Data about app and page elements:
******
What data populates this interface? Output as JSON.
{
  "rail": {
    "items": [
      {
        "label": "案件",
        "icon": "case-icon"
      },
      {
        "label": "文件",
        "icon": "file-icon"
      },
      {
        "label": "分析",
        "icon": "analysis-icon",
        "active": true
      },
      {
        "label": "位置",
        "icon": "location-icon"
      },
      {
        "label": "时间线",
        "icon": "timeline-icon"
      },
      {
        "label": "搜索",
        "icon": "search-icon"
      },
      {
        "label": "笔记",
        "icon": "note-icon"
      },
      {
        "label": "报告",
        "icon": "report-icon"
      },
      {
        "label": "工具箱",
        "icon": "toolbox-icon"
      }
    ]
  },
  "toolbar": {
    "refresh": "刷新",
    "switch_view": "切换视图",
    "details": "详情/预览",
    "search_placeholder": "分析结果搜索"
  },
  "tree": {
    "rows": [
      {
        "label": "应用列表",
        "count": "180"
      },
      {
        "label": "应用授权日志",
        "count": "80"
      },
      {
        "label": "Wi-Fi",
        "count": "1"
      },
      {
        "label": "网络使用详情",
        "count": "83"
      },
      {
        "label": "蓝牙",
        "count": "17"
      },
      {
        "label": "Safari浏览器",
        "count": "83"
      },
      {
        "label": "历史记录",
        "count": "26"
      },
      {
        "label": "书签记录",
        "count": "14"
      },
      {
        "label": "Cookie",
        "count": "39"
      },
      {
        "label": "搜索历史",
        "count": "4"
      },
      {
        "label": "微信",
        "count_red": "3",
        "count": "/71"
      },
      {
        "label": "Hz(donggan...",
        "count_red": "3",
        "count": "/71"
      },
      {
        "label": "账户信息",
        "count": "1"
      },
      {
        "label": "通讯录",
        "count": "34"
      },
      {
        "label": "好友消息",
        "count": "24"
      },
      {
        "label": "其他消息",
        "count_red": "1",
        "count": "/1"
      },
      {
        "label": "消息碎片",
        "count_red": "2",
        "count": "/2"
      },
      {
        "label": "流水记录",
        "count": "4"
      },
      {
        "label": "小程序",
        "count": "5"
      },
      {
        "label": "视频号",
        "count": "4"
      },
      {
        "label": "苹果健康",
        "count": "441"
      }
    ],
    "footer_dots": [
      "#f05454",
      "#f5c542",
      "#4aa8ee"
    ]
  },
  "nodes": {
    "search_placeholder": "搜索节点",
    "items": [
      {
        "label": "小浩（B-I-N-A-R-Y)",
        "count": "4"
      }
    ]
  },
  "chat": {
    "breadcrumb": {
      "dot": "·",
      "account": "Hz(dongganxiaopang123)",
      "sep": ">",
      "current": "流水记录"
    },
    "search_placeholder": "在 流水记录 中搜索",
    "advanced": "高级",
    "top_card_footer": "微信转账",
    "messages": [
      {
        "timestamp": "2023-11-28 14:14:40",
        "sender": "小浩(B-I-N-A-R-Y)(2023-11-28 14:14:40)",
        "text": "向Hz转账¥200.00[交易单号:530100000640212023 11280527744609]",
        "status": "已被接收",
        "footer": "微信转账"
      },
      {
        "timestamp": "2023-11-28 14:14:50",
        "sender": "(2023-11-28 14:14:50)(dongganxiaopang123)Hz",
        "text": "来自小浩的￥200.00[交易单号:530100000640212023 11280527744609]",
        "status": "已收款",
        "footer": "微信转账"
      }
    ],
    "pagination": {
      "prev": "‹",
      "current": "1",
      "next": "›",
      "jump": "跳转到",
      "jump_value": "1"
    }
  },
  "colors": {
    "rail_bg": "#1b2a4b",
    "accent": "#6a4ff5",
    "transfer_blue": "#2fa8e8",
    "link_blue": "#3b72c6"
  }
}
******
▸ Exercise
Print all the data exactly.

▸ Answer to this problem
What data populates this interface? Output as JSON.
{
  "rail": {
    "items": [
      {
        "label": "案件",
        "icon": "case-icon"
      },
      {
        "label": "文件",
        "icon": "file-icon"
      },
      {
        "label": "分析",
        "icon": "analysis-icon",
        "active": true
      },
      {
        "label": "位置",
        "icon": "location-icon"
      },
      {
        "label": "时间线",
        "icon": "timeline-icon"
      },
      {
        "label": "搜索",
        "icon": "search-icon"
      },
      {
        "label": "笔记",
        "icon": "note-icon"
      },
      {
        "label": "报告",
        "icon": "report-icon"
      },
      {
        "label": "工具箱",
        "icon": "toolbox-icon"
      }
    ]
  },
  "toolbar": {
    "refresh": "刷新",
    "switch_view": "切换视图",
    "details": "详情/预览",
    "search_placeholder": "分析结果搜索"
  },
  "tree": {
    "rows": [
      {
        "label": "应用列表",
        "count": "180"
      },
      {
        "label": "应用授权日志",
        "count": "80"
      },
      {
        "label": "Wi-Fi",
        "count": "1"
      },
      {
        "label": "网络使用详情",
        "count": "83"
      },
      {
        "label": "蓝牙",
        "count": "17"
      },
      {
        "label": "Safari浏览器",
        "count": "83"
      },
      {
        "label": "历史记录",
        "count": "26"
      },
      {
        "label": "书签记录",
        "count": "14"
      },
      {
        "label": "Cookie",
        "count": "39"
      },
      {
        "label": "搜索历史",
        "count": "4"
      },
      {
        "label": "微信",
        "count_red": "3",
        "count": "/71"
      },
      {
        "label": "Hz(donggan...",
        "count_red": "3",
        "count": "/71"
      },
      {
        "label": "账户信息",
        "count": "1"
      },
      {
        "label": "通讯录",
        "count": "34"
      },
      {
        "label": "好友消息",
        "count": "24"
      },
      {
        "label": "其他消息",
        "count_red": "1",
        "count": "/1"
      },
      {
        "label": "消息碎片",
        "count_red": "2",
        "count": "/2"
      },
      {
        "label": "流水记录",
        "count": "4"
      },
      {
        "label": "小程序",
        "count": "5"
      },
      {
        "label": "视频号",
        "count": "4"
      },
      {
        "label": "苹果健康",
        "count": "441"
      }
    ],
    "footer_dots": [
      "#f05454",
      "#f5c542",
      "#4aa8ee"
    ]
  },
  "nodes": {
    "search_placeholder": "搜索节点",
    "items": [
      {
        "label": "小浩（B-I-N-A-R-Y)",
        "count": "4"
      }
    ]
  },
  "chat": {
    "breadcrumb": {
      "dot": "·",
      "account": "Hz(dongganxiaopang123)",
      "sep": ">",
      "current": "流水记录"
    },
    "search_placeholder": "在 流水记录 中搜索",
    "advanced": "高级",
    "top_card_footer": "微信转账",
    "messages": [
      {
        "timestamp": "2023-11-28 14:14:40",
        "sender": "小浩(B-I-N-A-R-Y)(2023-11-28 14:14:40)",
        "text": "向Hz转账¥200.00[交易单号:530100000640212023 11280527744609]",
        "status": "已被接收",
        "footer": "微信转账"
      },
      {
        "timestamp": "2023-11-28 14:14:50",
        "sender": "(2023-11-28 14:14:50)(dongganxiaopang123)Hz",
        "text": "来自小浩的￥200.00[交易单号:530100000640212023 11280527744609]",
        "status": "已收款",
        "footer": "微信转账"
      }
    ],
    "pagination": {
      "prev": "‹",
      "current": "1",
      "next": "›",
      "jump": "跳转到",
      "jump_value": "1"
    }
  },
  "colors": {
    "rail_bg": "#1b2a4b",
    "accent": "#6a4ff5",
    "transfer_blue": "#2fa8e8",
    "link_blue": "#3b72c6"
  }
}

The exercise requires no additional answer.